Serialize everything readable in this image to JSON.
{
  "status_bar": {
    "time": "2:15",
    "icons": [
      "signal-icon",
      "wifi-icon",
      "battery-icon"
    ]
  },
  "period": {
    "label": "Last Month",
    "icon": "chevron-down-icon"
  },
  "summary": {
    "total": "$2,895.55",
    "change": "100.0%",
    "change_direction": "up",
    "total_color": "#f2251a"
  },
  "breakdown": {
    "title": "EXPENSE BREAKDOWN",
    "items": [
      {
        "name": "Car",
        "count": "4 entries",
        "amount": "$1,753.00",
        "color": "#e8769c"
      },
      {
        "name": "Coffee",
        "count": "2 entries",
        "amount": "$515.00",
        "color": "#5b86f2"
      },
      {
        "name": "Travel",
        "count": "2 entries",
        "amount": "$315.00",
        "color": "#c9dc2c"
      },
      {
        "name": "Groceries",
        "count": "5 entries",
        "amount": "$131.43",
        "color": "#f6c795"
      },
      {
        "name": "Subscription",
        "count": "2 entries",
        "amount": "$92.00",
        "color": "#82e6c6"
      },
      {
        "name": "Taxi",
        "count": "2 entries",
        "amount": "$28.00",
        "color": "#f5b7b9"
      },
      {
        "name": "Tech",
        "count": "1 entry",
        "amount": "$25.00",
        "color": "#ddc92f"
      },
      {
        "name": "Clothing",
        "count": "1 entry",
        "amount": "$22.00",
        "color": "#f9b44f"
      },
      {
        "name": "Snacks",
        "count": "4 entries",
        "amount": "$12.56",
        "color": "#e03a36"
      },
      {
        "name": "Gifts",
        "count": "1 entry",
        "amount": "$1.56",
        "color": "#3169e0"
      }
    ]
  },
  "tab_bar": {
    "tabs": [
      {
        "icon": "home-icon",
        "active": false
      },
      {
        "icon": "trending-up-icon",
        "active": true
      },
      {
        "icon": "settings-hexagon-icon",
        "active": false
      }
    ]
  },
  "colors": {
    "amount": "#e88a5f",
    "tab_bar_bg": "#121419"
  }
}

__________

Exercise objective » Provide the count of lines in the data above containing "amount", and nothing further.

Answer space » 11